= WORK INSTRUCTIONS =
Scan each line of the records for the word "heading" and extract the ones that have it.
[EXTRACTED ENTRIES]
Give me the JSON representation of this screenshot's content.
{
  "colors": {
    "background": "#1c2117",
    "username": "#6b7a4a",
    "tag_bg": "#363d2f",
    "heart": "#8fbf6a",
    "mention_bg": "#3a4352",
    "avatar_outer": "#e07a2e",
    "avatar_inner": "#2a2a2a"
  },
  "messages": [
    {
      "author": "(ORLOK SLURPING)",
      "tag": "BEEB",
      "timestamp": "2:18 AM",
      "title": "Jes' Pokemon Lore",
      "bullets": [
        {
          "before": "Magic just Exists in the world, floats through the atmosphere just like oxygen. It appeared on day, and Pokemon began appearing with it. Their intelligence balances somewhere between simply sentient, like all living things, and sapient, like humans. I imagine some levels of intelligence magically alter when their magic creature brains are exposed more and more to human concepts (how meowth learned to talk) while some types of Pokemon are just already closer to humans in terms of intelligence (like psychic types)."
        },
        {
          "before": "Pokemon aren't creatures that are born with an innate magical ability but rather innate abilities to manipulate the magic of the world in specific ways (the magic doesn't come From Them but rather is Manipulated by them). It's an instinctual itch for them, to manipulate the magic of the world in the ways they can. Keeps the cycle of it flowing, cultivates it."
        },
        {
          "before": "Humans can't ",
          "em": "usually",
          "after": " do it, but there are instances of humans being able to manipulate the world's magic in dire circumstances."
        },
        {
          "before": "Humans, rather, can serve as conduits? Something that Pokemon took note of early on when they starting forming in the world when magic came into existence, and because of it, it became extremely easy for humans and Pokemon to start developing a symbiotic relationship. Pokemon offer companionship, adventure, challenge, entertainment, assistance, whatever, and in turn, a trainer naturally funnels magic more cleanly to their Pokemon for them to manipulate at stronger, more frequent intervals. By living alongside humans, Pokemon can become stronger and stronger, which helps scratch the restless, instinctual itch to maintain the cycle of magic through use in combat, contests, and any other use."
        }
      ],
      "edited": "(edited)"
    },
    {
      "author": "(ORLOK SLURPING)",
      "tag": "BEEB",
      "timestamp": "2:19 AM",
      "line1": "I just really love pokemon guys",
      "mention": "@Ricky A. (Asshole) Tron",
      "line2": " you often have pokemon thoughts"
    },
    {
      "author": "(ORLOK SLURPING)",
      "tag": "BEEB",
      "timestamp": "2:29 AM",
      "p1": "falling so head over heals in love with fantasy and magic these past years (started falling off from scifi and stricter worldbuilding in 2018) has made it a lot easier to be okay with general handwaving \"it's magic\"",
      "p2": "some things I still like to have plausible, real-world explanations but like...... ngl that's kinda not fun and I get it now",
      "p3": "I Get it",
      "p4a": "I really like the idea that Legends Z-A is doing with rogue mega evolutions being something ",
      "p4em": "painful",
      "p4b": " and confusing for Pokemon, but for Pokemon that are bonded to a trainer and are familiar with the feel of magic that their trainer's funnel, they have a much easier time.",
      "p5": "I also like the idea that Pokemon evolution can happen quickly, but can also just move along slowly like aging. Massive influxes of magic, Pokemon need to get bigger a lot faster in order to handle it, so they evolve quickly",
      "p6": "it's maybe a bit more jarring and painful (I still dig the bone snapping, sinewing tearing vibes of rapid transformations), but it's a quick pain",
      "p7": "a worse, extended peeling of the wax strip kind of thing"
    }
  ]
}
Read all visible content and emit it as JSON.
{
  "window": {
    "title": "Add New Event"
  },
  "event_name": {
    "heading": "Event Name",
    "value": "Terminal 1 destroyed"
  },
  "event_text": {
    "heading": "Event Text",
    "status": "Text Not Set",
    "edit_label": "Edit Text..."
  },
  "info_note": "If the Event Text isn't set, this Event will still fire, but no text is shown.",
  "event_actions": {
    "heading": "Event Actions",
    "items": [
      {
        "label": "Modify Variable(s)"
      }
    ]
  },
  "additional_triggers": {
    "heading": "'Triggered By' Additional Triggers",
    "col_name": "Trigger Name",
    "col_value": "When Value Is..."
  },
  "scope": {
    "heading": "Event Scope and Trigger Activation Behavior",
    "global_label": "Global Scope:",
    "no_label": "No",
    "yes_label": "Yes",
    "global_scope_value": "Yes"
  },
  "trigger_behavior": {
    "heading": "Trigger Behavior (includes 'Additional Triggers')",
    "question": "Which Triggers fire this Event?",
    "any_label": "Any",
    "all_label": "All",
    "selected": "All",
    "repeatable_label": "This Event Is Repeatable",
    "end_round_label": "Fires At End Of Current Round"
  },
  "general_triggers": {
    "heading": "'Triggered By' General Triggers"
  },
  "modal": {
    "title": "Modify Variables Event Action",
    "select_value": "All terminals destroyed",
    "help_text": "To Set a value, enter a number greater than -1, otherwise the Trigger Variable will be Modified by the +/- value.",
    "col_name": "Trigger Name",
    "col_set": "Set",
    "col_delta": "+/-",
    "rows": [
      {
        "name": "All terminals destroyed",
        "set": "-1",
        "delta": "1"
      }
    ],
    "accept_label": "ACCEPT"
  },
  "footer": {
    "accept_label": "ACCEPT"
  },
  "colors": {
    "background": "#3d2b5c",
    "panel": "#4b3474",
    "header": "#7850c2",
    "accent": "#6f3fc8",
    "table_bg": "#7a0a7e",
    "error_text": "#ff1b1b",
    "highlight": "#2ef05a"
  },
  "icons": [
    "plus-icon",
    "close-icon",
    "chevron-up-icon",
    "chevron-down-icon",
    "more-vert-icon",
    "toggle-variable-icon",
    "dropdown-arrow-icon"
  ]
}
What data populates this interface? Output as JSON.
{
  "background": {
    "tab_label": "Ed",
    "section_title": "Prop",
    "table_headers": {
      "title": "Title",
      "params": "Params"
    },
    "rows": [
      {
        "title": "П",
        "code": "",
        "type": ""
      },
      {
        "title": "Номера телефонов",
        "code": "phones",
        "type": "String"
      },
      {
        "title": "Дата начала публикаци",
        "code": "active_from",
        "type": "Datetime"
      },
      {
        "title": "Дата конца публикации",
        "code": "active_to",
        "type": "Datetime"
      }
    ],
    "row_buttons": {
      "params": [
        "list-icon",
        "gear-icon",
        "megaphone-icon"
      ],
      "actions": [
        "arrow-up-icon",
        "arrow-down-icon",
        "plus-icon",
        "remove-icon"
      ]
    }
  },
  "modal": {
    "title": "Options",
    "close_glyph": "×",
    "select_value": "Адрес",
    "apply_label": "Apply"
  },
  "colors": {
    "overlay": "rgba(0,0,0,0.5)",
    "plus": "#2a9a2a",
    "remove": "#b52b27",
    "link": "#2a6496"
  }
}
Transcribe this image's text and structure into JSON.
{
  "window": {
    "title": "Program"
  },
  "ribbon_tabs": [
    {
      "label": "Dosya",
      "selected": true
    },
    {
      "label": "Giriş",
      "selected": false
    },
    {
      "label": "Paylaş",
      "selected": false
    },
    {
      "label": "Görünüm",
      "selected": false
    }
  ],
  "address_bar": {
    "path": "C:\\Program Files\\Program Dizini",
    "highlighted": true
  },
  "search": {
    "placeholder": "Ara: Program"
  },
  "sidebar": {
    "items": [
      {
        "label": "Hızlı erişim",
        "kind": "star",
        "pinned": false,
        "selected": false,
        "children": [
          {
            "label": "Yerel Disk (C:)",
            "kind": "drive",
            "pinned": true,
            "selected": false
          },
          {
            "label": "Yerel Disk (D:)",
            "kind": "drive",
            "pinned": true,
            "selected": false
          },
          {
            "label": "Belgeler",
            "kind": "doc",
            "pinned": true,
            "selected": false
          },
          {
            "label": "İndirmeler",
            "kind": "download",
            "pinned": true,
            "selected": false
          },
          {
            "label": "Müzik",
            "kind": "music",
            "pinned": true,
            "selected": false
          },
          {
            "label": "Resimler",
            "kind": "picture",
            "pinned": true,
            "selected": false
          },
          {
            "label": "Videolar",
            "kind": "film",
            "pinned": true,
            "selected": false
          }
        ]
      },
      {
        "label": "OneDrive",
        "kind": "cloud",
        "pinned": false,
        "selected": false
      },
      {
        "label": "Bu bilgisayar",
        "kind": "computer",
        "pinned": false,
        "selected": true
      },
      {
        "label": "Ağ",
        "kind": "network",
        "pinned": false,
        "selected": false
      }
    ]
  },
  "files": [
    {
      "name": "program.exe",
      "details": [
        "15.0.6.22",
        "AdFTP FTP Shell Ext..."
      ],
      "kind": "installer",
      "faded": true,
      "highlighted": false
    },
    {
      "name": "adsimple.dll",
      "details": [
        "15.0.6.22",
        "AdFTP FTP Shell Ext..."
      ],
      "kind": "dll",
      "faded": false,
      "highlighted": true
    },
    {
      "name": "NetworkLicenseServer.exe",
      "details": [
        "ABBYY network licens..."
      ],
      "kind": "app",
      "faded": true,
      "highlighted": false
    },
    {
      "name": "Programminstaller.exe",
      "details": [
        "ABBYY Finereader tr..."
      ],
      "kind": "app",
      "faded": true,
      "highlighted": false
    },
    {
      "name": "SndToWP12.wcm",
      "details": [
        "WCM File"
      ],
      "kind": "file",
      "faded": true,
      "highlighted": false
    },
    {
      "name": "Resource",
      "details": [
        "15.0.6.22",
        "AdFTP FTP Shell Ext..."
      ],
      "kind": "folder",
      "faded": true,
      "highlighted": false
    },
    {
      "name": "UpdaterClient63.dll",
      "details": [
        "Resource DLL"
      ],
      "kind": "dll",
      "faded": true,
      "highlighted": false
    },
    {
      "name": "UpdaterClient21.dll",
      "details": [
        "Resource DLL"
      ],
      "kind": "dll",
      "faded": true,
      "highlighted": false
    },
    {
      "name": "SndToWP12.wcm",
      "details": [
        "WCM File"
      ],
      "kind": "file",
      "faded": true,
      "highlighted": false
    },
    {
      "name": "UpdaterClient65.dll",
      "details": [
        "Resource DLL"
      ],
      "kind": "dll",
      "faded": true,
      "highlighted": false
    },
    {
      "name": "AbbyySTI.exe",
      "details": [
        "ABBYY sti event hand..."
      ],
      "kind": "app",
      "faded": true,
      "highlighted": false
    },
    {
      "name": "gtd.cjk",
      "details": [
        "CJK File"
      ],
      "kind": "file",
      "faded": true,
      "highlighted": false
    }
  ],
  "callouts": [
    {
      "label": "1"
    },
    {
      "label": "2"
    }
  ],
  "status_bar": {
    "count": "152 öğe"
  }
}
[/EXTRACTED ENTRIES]
= ANSWER SECTION =
    "heading": "Event Name",
    "heading": "Event Text",
    "heading": "Event Actions",
    "heading": "'Triggered By' Additional Triggers",
    "heading": "Event Scope and Trigger Activation Behavior",
    "heading": "Trigger Behavior (includes 'Additional Triggers')",
    "heading": "'Triggered By' General Triggers"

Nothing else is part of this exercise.